Brewer was the unmarried name of Rachels’s mother (Ellen Brewer), and of her grandmother (Mary Brewer) as well. There is no firm evidence of her father, but I have a handwritten note to suggest that he was ‘young de Hoghton’ of Hoghton Tower (to the west of Blackburn), and that through him she could trace her ancestors back to Edwin & Morcar and to Lady Godiva and the Earldom of the Hwicca. The current
Wilson and Rachel were married at Blackburn Register Office on 21 April 1859 and had 7 children. Ellen, their fourth child, married John Washington Baron, while their fifth child, John Howard, married John Washington’s sister, Nancy. The descendants of both couples share common ancestors in both Wilson and Rachel Smith and David and Sarah Baron.
Presumably the two families became quite close and they seem to have come from similar backgrounds. Wilson Smith started out as a weaver, but became a draper, with premises in
Wilson and Rachel were living in
John Howard Smith was the fifth child of
By that time however he and Nancy had 4 children.
Nancy Smith in 1938
Her obituary notice refers to her as a regular contributor to the ‘Poet’s Corner’ in the Blackburn Times and to other literary efforts.
The Smith family was featured as part of a display at Great Harwood Library in 2009.
The family of John Howard and Nancy Smith
The four children, of John Howard Smith and Nancy Baron all went on to become very distinguished in their chosen fields. The oldest, George Smith, born in 1895, went to
The second child, Wilson Smith, born in 1897, served in the Field Ambulance Service in the First World War, before studying medicine at
David Howard Smith, born in 1900, took a rather different path, training as a Methodist minister and becoming a missionary in

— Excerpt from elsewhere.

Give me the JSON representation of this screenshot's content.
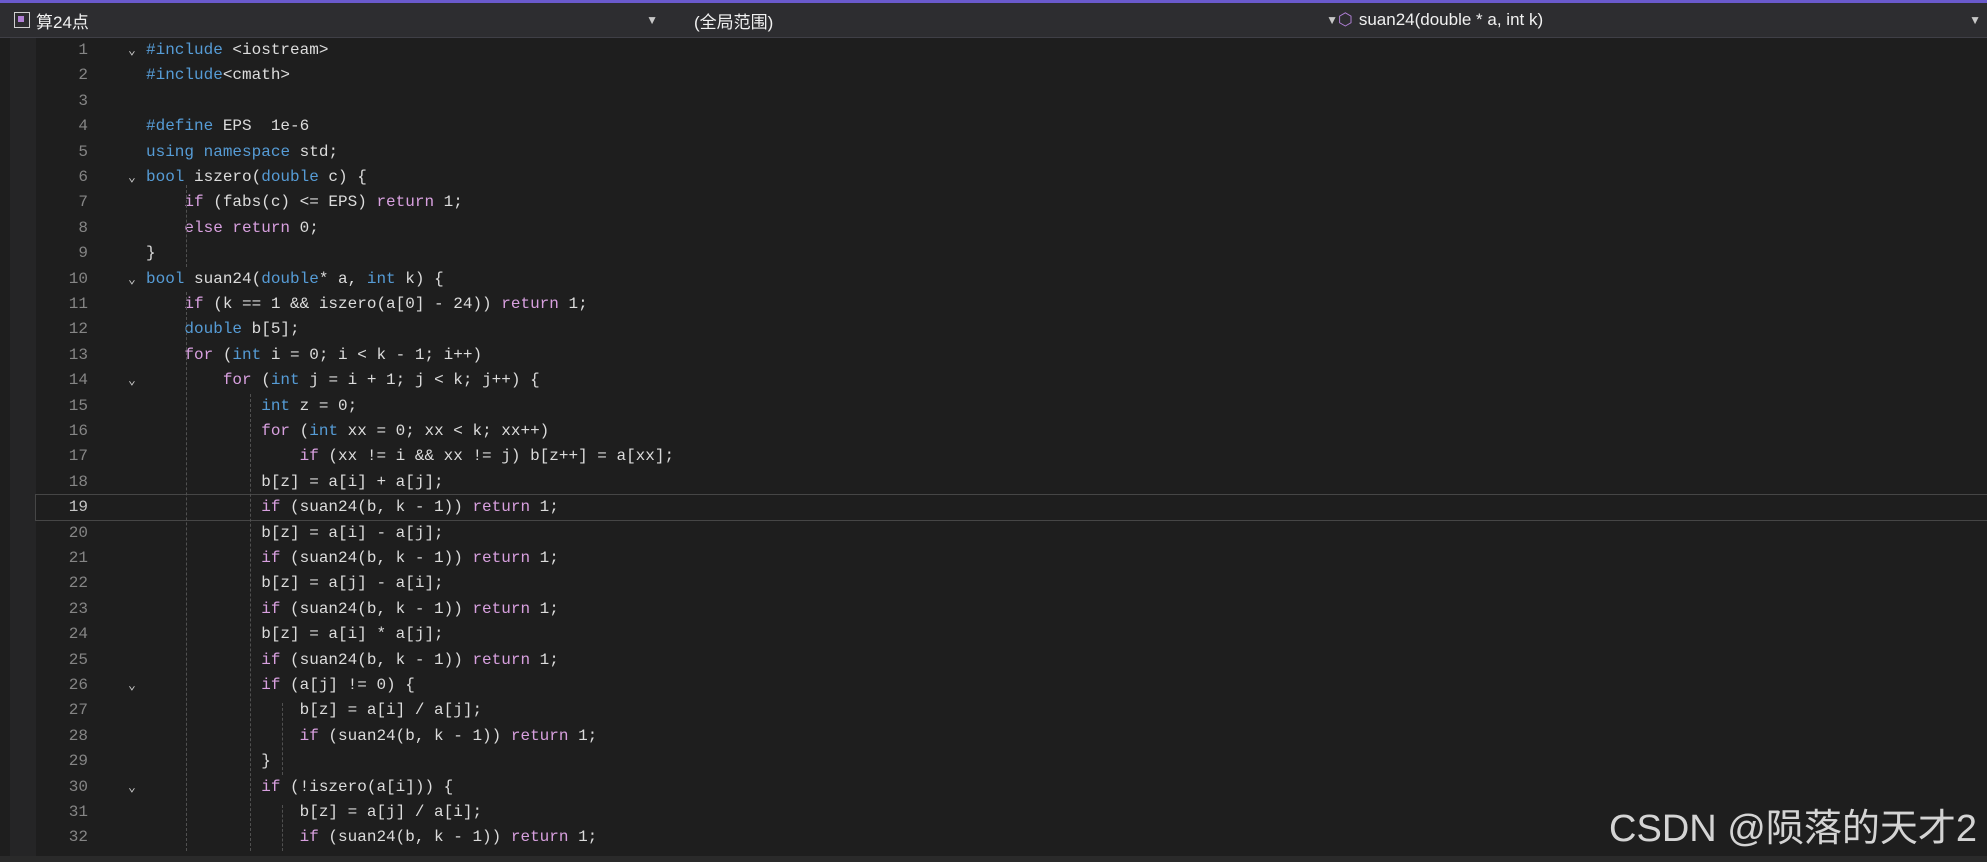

Their youngest child, Annie (known as Nancy), was born in 1902 and trained as a singer in oratorio. She had some lessons from Sir Henry Wood, but gave up the profession after marriage to Gordon Frost.